#### Records for the task
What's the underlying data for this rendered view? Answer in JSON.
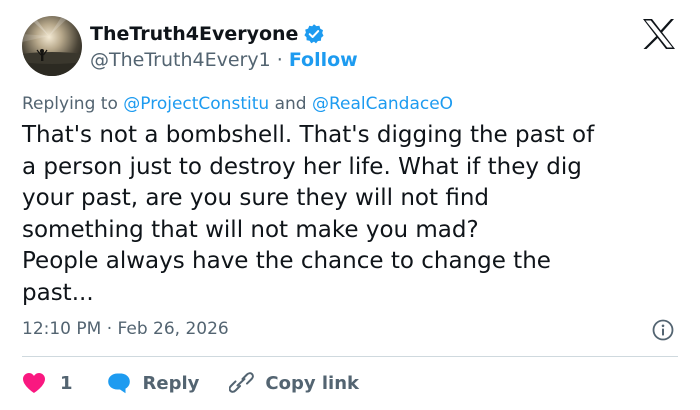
{
  "author": {
    "display_name": "TheTruth4Everyone",
    "handle": "@TheTruth4Every1",
    "separator": "·",
    "follow_label": "Follow",
    "verified": true,
    "verified_color": "#1d9bf0"
  },
  "reply_context": {
    "prefix": "Replying to",
    "mention_1": "@ProjectConstitu",
    "conjunction": "and",
    "mention_2": "@RealCandaceO"
  },
  "tweet": {
    "lines": [
      "That's not a bombshell. That's digging the past of",
      "a person just to destroy her life. What if they dig",
      "your past, are you sure they will not find",
      "something that will not make you mad?",
      "People always have the chance to change the",
      "past..."
    ]
  },
  "meta": {
    "time": "12:10 PM",
    "separator": "·",
    "date": "Feb 26, 2026"
  },
  "actions": {
    "like_count": "1",
    "reply_label": "Reply",
    "copy_label": "Copy link"
  },
  "icons": {
    "brand": "x-logo-icon",
    "verified": "verified-badge-icon",
    "info": "info-icon",
    "like": "heart-icon",
    "reply": "reply-bubble-icon",
    "copy": "link-icon"
  },
  "colors": {
    "text": "#0f1419",
    "muted": "#536471",
    "accent": "#1d9bf0",
    "like": "#f91880",
    "divider": "#cfd9de"
  }
}
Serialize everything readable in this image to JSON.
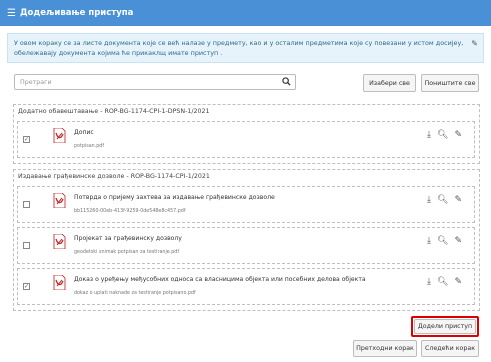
{
  "header": {
    "title": "Додељивање приступа",
    "menu_icon": "hamburger-icon"
  },
  "info": {
    "text": "У овом кораку се за листе документа које се већ налазе у предмету, као и у осталим предметима које су повезани у истом досијеу, обележавају документа којима ћe прикаклщ имате приступ .",
    "pin_icon": "pin-icon"
  },
  "search": {
    "placeholder": "Претраги",
    "icon": "search-icon"
  },
  "toolbar": {
    "select_all": "Изабери све",
    "clear_all": "Поништите све"
  },
  "groups": [
    {
      "title": "Додатно обавештавање - ROP-BG-1174-CPI-1-DPSN-1/2021",
      "docs": [
        {
          "name": "Допис",
          "file": "potpisan.pdf",
          "checked": true
        }
      ]
    },
    {
      "title": "Издавање грађевинске дозволе - ROP-BG-1174-CPI-1/2021",
      "docs": [
        {
          "name": "Потврда о пријему захтева за издавање грађевинске дозволе",
          "file": "bb115260-00eb-413f-9259-0de548e8c457.pdf",
          "checked": false
        },
        {
          "name": "Пројекат за грађевинску дозволу",
          "file": "geodetski snimak potpisan za testiranje.pdf",
          "checked": false
        },
        {
          "name": "Доказ о уређењу међусобних односа са власницима објекта или посебних делова објекта",
          "file": "dokaz o uplati naknade za testiranje potpisano.pdf",
          "checked": true
        }
      ]
    }
  ],
  "actions": {
    "add_access": "Додели приступ",
    "prev": "Претходни корак",
    "next": "Следећи корак"
  },
  "doc_icons": [
    "download-icon",
    "search-icon",
    "pencil-icon"
  ],
  "colors": {
    "header": "#4a90d6",
    "info_bg": "#e7f3fa",
    "highlight": "#dd0000",
    "pdf_red": "#c62828"
  }
}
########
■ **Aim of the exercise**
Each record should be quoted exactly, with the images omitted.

■ **Exercise output**
What's the underlying data for this rendered view? Answer in JSON.
{
  "author": {
    "display_name": "TheTruth4Everyone",
    "handle": "@TheTruth4Every1",
    "separator": "·",
    "follow_label": "Follow",
    "verified": true,
    "verified_color": "#1d9bf0"
  },
  "reply_context": {
    "prefix": "Replying to",
    "mention_1": "@ProjectConstitu",
    "conjunction": "and",
    "mention_2": "@RealCandaceO"
  },
  "tweet": {
    "lines": [
      "That's not a bombshell. That's digging the past of",
      "a person just to destroy her life. What if they dig",
      "your past, are you sure they will not find",
      "something that will not make you mad?",
      "People always have the chance to change the",
      "past..."
    ]
  },
  "meta": {
    "time": "12:10 PM",
    "separator": "·",
    "date": "Feb 26, 2026"
  },
  "actions": {
    "like_count": "1",
    "reply_label": "Reply",
    "copy_label": "Copy link"
  },
  "icons": {
    "brand": "x-logo-icon",
    "verified": "verified-badge-icon",
    "info": "info-icon",
    "like": "heart-icon",
    "reply": "reply-bubble-icon",
    "copy": "link-icon"
  },
  "colors": {
    "text": "#0f1419",
    "muted": "#536471",
    "accent": "#1d9bf0",
    "like": "#f91880",
    "divider": "#cfd9de"
  }
}
Serialize everything readable in this image to JSON.
{
  "header": {
    "title": "Додељивање приступа",
    "menu_icon": "hamburger-icon"
  },
  "info": {
    "text": "У овом кораку се за листе документа које се већ налазе у предмету, као и у осталим предметима које су повезани у истом досијеу, обележавају документа којима ћe прикаклщ имате приступ .",
    "pin_icon": "pin-icon"
  },
  "search": {
    "placeholder": "Претраги",
    "icon": "search-icon"
  },
  "toolbar": {
    "select_all": "Изабери све",
    "clear_all": "Поништите све"
  },
  "groups": [
    {
      "title": "Додатно обавештавање - ROP-BG-1174-CPI-1-DPSN-1/2021",
      "docs": [
        {
          "name": "Допис",
          "file": "potpisan.pdf",
          "checked": true
        }
      ]
    },
    {
      "title": "Издавање грађевинске дозволе - ROP-BG-1174-CPI-1/2021",
      "docs": [
        {
          "name": "Потврда о пријему захтева за издавање грађевинске дозволе",
          "file": "bb115260-00eb-413f-9259-0de548e8c457.pdf",
          "checked": false
        },
        {
          "name": "Пројекат за грађевинску дозволу",
          "file": "geodetski snimak potpisan za testiranje.pdf",
          "checked": false
        },
        {
          "name": "Доказ о уређењу међусобних односа са власницима објекта или посебних делова објекта",
          "file": "dokaz o uplati naknade za testiranje potpisano.pdf",
          "checked": true
        }
      ]
    }
  ],
  "actions": {
    "add_access": "Додели приступ",
    "prev": "Претходни корак",
    "next": "Следећи корак"
  },
  "doc_icons": [
    "download-icon",
    "search-icon",
    "pencil-icon"
  ],
  "colors": {
    "header": "#4a90d6",
    "info_bg": "#e7f3fa",
    "highlight": "#dd0000",
    "pdf_red": "#c62828"
  }
}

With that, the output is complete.